It has been almost ten years now since the Office of Facility Services began drafting plans for Armstrong State University’s Bicycle and Pedestrian Pathway.
According to Kathryn Twining, the Director of Facility Services, the office envisioned a 2.3 mile loop that would circle around the perimeter of campus and would serve as both a passageway for cyclists and walkers as well as a recreational track for the staff and students.
Facility Services divided the loop into three phases.
The first phase starts in front of the Fine Arts Building and continues to the athletic fields. It began in 2005 when Facility Services applied for funding through the Transportation Enhancement Program (TE).

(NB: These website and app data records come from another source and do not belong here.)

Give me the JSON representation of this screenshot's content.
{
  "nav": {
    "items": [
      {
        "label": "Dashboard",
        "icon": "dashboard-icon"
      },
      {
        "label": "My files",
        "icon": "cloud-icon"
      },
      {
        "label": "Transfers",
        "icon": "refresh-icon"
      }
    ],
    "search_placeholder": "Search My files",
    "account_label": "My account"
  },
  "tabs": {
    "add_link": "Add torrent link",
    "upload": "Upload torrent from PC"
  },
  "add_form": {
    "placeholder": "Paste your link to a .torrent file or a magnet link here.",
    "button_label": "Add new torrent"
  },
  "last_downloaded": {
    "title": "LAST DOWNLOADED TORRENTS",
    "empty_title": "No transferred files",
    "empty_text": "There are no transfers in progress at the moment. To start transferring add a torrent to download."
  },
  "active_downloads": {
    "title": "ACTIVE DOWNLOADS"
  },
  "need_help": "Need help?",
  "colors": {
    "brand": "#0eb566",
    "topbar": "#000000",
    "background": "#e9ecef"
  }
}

Twining explains that the program sponsored by the U.S. Department of Transportation was established to enhance the traveling experiences of motorists, cyclists, and pedestrians. TE initially gave Armstrong $500,000 to begin phase one. According to the ‘Construction and Growth’ section on the university’s website, Facility Services completed the first part of the path in June of 2011, along with elevating the pedestrian crosswalks and creating a second entrance to the parking lot along University Drive.
Facility Services are currently overseeing the construction of phase two, which connects at the Fine Arts Building and intersects at both Science Drive and Arts Drive, then ends close to the pond near the east end of campus.
Right now the only part of phase two that has yet to be finished is the section between Science and Arts Drive. Twining says that they are waiting for the completion of the Gateway Signage on Burnett Lawn so that they can proceed with the rest of the path.
Once phase two is finished Facility Services will move on to the final phase of the project.
Phase two will focus on linking the pathway at the Student Union Building, along Library Drive, to the existing path near the greenhouse and pond.
Twining mentions that Armstrong has yet to receive an award from TE for phase three, but plans to reapply sometime in the future.
Funding is not the only problem with phase three. Twining said that Facility Services will have to address the issue of traffic flow along Library Drive before they can even begin construction on the rest of the path.
Even though the overall project has yet to be completed, students are already making use of the pathway. Alex Martinez is a sophomore and a member of Armstrong State University’s Cross Country Team and runs on the path at least twice a week with his teammates.
Martinez said the issue of having to find other sidewalks to connect him to the other parts of the path, but is appreciative of having this addition to campus. “The bike path benefits my team and I, especially on rainy days, as we try not to run in the grass to avoid injury from slipping.” Martinez said, “The bike path [also] gives us support for our footing.”
The cost for phase one and two is estimated to be around $965,000 with TE contributing $700,000 in grant money, leaving Armstrong to cover to rest.
There is no word yet on how much the final phase will cost. In Georgia, the TE grants are awarded once every two years.
Facility Services will have to wait until 2015 before they can reapply for funding, setting the completion date for the bike path to no earlier than 2016.